Repeat the records verbatim and leave the pictures out of your copy.
--- Extracted data ---
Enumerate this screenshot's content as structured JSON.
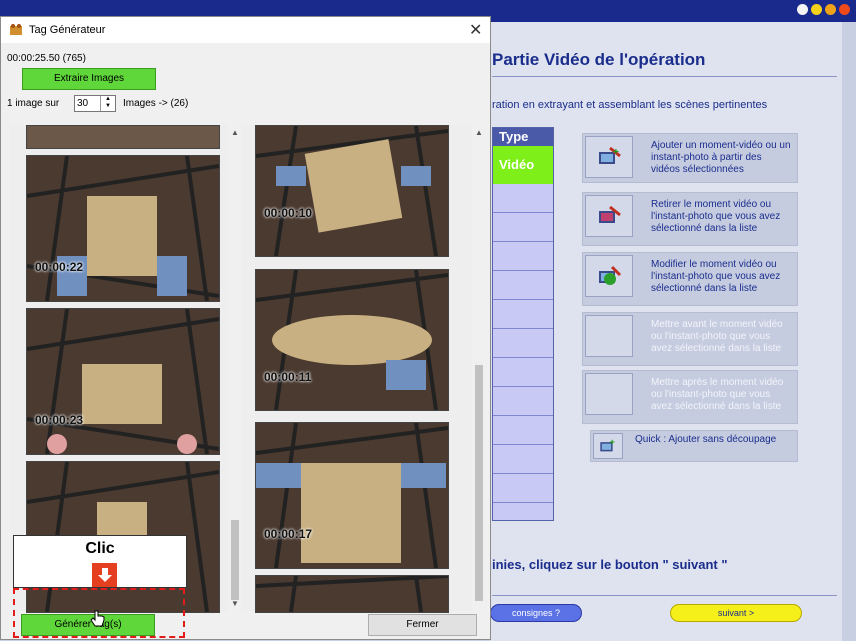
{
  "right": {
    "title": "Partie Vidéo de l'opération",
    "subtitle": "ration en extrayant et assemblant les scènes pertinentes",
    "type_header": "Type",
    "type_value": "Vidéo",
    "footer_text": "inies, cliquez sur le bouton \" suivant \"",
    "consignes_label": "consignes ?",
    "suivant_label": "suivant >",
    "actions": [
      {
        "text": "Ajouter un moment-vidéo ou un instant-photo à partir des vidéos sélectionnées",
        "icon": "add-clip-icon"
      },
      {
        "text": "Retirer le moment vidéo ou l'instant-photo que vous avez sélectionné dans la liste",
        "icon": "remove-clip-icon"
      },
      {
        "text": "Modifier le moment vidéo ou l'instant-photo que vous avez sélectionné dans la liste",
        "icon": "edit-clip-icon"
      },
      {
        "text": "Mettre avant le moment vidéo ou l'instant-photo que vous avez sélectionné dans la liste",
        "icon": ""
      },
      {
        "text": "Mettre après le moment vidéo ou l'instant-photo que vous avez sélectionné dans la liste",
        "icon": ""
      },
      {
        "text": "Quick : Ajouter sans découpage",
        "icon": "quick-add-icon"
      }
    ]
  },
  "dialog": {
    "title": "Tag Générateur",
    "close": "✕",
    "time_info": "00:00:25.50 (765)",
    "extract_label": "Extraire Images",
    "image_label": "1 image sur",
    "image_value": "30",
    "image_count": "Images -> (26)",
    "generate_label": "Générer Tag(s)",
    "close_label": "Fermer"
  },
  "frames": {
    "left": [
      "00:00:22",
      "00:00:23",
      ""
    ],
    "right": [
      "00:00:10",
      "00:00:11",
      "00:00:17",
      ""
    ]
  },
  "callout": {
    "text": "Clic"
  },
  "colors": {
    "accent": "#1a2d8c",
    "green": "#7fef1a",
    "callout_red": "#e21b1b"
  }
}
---
> Written response:
Enumerate this screenshot's content as structured JSON.
{
  "right": {
    "title": "Partie Vidéo de l'opération",
    "subtitle": "ration en extrayant et assemblant les scènes pertinentes",
    "type_header": "Type",
    "type_value": "Vidéo",
    "footer_text": "inies, cliquez sur le bouton \" suivant \"",
    "consignes_label": "consignes ?",
    "suivant_label": "suivant >",
    "actions": [
      {
        "text": "Ajouter un moment-vidéo ou un instant-photo à partir des vidéos sélectionnées",
        "icon": "add-clip-icon"
      },
      {
        "text": "Retirer le moment vidéo ou l'instant-photo que vous avez sélectionné dans la liste",
        "icon": "remove-clip-icon"
      },
      {
        "text": "Modifier le moment vidéo ou l'instant-photo que vous avez sélectionné dans la liste",
        "icon": "edit-clip-icon"
      },
      {
        "text": "Mettre avant le moment vidéo ou l'instant-photo que vous avez sélectionné dans la liste",
        "icon": ""
      },
      {
        "text": "Mettre après le moment vidéo ou l'instant-photo que vous avez sélectionné dans la liste",
        "icon": ""
      },
      {
        "text": "Quick : Ajouter sans découpage",
        "icon": "quick-add-icon"
      }
    ]
  },
  "dialog": {
    "title": "Tag Générateur",
    "close": "✕",
    "time_info": "00:00:25.50 (765)",
    "extract_label": "Extraire Images",
    "image_label": "1 image sur",
    "image_value": "30",
    "image_count": "Images -> (26)",
    "generate_label": "Générer Tag(s)",
    "close_label": "Fermer"
  },
  "frames": {
    "left": [
      "00:00:22",
      "00:00:23",
      ""
    ],
    "right": [
      "00:00:10",
      "00:00:11",
      "00:00:17",
      ""
    ]
  },
  "callout": {
    "text": "Clic"
  },
  "colors": {
    "accent": "#1a2d8c",
    "green": "#7fef1a",
    "callout_red": "#e21b1b"
  }
}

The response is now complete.